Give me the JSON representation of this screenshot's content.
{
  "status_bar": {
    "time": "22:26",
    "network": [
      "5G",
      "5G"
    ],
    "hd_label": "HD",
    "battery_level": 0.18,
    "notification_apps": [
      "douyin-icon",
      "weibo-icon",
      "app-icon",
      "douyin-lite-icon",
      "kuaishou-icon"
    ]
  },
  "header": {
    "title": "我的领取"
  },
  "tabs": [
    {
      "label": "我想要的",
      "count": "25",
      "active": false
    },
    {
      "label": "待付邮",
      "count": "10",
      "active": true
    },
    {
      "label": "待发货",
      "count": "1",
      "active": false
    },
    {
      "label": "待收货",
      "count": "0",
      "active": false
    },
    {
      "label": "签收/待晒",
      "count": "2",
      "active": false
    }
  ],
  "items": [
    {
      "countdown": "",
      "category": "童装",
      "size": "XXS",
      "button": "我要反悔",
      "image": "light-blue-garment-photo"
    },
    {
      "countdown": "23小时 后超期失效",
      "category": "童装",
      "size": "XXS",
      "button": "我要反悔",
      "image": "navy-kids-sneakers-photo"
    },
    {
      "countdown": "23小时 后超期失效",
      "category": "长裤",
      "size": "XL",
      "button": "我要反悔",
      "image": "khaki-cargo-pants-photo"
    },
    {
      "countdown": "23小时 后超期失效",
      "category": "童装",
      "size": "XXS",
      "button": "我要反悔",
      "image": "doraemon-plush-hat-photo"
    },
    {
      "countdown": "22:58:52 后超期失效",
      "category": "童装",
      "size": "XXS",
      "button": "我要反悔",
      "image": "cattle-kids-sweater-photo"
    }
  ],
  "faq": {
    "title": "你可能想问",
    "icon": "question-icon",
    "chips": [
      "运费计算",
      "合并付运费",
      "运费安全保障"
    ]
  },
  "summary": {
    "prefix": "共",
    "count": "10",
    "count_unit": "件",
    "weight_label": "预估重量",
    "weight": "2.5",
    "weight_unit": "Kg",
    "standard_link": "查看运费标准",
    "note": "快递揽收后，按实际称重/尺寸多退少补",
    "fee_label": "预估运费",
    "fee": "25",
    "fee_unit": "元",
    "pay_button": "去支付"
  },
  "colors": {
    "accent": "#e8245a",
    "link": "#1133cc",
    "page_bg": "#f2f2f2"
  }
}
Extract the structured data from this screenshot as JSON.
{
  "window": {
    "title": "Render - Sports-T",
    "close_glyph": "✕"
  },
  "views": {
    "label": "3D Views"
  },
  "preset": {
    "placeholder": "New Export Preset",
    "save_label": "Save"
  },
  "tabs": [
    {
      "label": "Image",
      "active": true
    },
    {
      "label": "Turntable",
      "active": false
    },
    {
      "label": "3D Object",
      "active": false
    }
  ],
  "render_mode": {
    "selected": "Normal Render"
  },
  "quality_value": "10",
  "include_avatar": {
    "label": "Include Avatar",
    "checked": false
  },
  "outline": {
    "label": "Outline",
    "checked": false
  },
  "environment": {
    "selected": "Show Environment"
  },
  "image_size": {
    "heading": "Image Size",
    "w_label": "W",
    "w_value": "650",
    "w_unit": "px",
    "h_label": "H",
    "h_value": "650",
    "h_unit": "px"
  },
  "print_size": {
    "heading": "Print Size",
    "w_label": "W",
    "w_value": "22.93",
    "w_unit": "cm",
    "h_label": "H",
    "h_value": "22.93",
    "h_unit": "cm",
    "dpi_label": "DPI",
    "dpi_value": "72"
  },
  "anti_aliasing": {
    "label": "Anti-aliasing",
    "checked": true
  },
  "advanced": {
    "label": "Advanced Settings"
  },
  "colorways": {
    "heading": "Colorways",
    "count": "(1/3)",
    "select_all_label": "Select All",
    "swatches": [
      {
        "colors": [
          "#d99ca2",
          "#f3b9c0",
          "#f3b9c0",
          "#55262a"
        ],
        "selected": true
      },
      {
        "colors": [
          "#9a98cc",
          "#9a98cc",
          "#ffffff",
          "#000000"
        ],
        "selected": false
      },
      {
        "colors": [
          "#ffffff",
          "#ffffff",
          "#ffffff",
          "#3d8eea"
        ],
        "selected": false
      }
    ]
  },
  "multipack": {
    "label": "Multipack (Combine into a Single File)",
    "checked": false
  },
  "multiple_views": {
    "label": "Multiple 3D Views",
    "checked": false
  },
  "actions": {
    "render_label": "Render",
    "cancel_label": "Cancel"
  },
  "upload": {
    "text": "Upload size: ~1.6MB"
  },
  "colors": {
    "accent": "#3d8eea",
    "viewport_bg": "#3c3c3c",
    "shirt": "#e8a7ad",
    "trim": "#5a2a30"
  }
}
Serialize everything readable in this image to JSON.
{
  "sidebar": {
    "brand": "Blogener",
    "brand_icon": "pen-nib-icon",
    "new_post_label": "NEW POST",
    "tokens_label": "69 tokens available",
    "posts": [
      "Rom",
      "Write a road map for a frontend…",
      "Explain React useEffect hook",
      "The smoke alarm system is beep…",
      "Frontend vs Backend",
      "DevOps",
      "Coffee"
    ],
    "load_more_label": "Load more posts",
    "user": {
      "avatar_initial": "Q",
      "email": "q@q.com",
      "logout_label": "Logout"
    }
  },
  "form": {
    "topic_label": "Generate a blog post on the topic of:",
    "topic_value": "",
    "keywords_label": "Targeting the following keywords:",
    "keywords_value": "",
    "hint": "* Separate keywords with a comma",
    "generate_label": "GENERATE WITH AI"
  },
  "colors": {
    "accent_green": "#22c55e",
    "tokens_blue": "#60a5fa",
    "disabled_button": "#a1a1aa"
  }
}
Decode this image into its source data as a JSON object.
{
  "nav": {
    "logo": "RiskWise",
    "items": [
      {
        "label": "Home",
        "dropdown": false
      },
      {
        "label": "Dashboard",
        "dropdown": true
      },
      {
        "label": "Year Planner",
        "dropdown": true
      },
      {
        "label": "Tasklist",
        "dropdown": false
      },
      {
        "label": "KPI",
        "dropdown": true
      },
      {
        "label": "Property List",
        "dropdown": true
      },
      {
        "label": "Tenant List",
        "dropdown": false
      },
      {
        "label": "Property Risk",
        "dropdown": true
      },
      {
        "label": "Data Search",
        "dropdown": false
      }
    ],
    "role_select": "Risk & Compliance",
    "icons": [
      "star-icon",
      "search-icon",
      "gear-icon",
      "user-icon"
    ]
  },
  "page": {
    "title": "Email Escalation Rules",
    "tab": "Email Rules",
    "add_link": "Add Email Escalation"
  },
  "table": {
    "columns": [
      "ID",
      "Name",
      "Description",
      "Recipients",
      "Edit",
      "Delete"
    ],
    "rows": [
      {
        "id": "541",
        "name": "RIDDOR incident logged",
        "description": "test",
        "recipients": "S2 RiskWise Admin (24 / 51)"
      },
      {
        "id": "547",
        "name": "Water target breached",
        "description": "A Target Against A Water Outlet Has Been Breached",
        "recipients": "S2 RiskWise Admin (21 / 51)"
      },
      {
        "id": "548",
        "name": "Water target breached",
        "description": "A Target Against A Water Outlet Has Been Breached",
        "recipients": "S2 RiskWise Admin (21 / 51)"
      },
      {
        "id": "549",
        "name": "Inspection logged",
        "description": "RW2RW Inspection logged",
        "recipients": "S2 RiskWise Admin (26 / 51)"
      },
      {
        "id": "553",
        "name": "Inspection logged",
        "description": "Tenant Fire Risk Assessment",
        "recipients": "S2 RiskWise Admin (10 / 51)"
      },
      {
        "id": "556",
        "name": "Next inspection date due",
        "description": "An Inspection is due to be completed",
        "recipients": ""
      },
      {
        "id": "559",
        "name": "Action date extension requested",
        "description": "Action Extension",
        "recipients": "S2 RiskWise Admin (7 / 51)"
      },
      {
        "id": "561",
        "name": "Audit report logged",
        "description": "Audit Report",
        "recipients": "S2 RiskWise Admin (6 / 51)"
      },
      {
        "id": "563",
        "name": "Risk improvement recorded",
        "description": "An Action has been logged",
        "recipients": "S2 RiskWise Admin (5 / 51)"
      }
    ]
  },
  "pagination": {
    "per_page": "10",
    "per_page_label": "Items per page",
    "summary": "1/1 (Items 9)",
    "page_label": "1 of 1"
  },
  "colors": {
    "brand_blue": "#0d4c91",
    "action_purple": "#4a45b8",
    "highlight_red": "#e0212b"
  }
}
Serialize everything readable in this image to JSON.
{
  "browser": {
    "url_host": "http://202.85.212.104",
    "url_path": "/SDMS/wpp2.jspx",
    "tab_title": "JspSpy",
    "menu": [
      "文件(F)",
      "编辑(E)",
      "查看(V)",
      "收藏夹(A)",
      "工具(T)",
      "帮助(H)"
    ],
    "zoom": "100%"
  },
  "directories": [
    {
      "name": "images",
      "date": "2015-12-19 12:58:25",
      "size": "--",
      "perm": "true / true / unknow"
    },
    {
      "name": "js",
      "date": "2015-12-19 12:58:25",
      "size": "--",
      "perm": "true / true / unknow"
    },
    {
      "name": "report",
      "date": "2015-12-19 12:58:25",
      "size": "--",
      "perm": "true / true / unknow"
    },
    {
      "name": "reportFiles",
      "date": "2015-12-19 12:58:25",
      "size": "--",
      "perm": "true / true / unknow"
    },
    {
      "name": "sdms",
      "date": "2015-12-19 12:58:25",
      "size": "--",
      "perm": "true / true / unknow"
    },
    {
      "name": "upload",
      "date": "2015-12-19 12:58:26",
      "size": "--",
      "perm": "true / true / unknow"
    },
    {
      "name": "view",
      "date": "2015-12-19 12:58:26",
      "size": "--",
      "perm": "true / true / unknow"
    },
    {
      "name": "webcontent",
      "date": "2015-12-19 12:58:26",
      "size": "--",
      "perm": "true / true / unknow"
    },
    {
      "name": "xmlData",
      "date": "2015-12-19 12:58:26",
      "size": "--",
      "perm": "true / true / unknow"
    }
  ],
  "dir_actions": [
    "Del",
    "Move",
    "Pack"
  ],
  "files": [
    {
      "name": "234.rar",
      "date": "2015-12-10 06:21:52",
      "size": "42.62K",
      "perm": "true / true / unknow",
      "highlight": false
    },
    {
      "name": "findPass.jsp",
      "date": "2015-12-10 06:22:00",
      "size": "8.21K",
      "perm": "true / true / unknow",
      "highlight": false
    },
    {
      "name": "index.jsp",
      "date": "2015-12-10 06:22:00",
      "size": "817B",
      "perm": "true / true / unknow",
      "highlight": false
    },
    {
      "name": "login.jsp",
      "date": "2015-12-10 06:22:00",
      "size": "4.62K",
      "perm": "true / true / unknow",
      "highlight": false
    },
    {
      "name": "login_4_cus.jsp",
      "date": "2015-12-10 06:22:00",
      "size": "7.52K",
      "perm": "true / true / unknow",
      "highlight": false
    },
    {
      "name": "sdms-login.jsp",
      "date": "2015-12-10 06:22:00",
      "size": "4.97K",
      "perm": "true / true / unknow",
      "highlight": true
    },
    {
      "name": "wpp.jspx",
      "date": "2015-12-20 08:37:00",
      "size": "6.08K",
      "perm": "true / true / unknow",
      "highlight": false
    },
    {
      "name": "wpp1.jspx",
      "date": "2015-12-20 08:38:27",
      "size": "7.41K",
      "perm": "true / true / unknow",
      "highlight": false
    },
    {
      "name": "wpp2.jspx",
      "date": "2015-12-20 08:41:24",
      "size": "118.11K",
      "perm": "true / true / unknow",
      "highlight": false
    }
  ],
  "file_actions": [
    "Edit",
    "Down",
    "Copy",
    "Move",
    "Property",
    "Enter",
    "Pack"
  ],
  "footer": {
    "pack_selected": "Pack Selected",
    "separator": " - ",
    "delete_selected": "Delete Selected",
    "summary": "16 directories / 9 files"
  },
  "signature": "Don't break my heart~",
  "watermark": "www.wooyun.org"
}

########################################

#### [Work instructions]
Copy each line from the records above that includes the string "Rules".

#### [Exercise solution]
    "title": "Email Escalation Rules",
    "tab": "Email Rules",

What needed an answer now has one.